Page 27
Long.
Page 48
Our blessed saviour reproaches the Pharisees with laying heavy burdens on men's shoulders, which they themselves would not stir with a single finger.
Page 65
But as a peace, when it is made, may be made hastily; and as the unhappy continuance of the war affords us time to consider, among several advantages gained or to be gained, which of them may be most for our interest to retain, if some and not all may possibly be retained; I do not blame the public disquisition of these points, as premature or useless.
Page 78
This must take some centuries to fulfil: and in the _mean time_, this nation must necessarily supply them with the manufactures they consume; because the new settlers will be employed in agriculture; and the new settlements will so continually draw off the spare hands from the old, that our present colonies will not, during the period we have mentioned, find themselves in a condition to manufacture, even for their own inhabitants, to any considerable degree, much less for those who are settling behind them.

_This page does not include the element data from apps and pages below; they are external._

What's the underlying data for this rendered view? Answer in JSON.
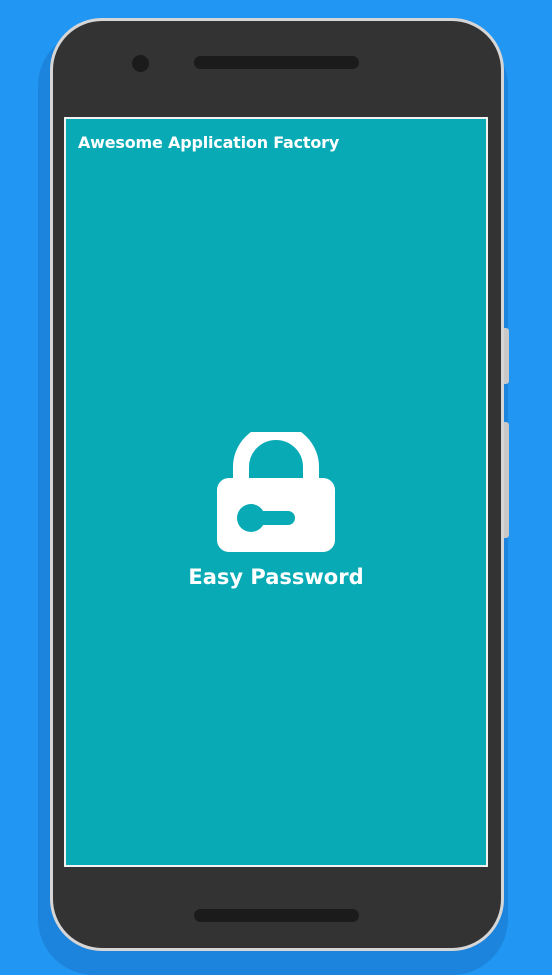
{
  "screen": {
    "app_title": "Awesome Application Factory",
    "app_name": "Easy Password",
    "background_color": "#08abb5"
  },
  "device": {
    "body_color": "#333333",
    "frame_color": "#d6d6d6"
  },
  "page": {
    "background_color": "#2196f3"
  },
  "icons": {
    "lock": "lock-icon"
  }
}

Page 93
In what respect Guadaloupe is better situated for this trade than Jamaica, or even any of our other islands, I am at a loss to guess.
Page 101
) and in the second term, the exports to those islands had only increased 404,504_l.
Page 109
So that even out of the province, the knowledge, that every man within that province is obliged to take its money, gives the bills a credit among its neighbours, nearly equal to what they have at home.
Page 113
On the whole, no method has hitherto been formed to establish a medium of trade, in lieu of money, equal in all its advantages, to bills of credit--funded on sufficient taxes for discharging it, or on land-security of double the value for repaying it at the end of the term; and in the mean time, made a GENERAL LEGAL TENDER.
Page 160
Gorrell, who commands there, that they purpose paying him a visit late this fall or in the spring.
Page 170
_Letter concerning the Gratitude of America, and the probability and effects of an Union with Great Britain; and concerning the Repeal or Suspension of the Stamp-Act.
Page 187
They will be debts of honour.
Page 233
To confirm these impressions, and strike them deeper, whenever the injured come to the capital with complaints of mal-administration, oppression, or injustice, _punish such suitors_ with long delay, enormous expence, and a final judgment in favour of the oppressor.
Page 246
Such is the difference between uncorrupted new states, and corrupted old ones.
Page 266
I did not understand what he said; but perceiving that he looked much at me, and at Hanson, I imagined he was angry at seeing me there; so I went out, sat down near the house, struck fire, and lit my pipe, waiting till the meeting should break up.
Page 292
_ SIR, You having set yourself up for a censuror morum (as I think you call it) which is said to mean a reformer of manners, I know no.
Page 304
They wander through the woods and bushes by day, to discover the marks and signs; at midnight they repair to the hopeful spots with spades and pickaxes; full of expectation, they labour violently, trembling at the same.
Page 318
I am convinced of this.
Page 320
If it should be said, that people are apt to be obstinately attached to old customs, and that it will be difficult to induce them to rise.
Page 342
But it is the will of God and nature, that these mortal bodies be laid aside, when the soul is to enter into real life.
Page 381
reflections on the scheme of imposing taxes on, without its consent, .